The differences between these two terms do not only reflect in their definitions but also manifest in public reactions when hearing these two terms. For instance, global warming are more likely to generate negative feelings, compared to climate change. Meanwhile, survey data suggests that these two terms have both been politicized, making the strategy to increase using climate change in the public discourse less effective in closing the political division than many scientists hope it to be.
Are these two labels different or similar to the American public? A new study finds that Republicans are more likely to believe in the existence of climate change (74.4%) than global warming (65.5%), whereas Democrats are equally inclined to accept the existence of both (94%). In other words, the difference of these two labels still matters among some Republicans.
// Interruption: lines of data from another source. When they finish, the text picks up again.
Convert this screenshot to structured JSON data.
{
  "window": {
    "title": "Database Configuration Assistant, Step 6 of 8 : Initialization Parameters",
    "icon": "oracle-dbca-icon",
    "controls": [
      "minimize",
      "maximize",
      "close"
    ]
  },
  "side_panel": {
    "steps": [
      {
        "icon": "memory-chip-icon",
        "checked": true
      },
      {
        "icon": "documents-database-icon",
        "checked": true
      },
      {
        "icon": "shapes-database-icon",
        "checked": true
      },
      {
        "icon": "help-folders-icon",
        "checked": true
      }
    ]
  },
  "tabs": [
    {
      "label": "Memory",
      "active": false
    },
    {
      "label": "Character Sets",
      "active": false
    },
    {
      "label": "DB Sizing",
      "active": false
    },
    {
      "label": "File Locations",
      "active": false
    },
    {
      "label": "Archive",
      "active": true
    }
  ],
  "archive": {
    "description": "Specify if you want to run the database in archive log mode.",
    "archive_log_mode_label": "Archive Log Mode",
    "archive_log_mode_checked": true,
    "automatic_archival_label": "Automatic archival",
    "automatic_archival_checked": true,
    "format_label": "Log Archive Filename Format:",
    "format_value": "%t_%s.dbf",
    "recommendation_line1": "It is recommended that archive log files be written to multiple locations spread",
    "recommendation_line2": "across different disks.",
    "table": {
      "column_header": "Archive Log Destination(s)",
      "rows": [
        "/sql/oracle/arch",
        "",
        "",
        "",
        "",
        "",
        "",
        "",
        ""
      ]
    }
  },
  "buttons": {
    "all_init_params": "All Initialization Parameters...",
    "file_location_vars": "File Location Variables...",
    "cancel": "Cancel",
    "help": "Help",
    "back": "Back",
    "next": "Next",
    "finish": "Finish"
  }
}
The silver lining, though, is that a majority of Republicans believe in the existence, whether it's global warming or climate change.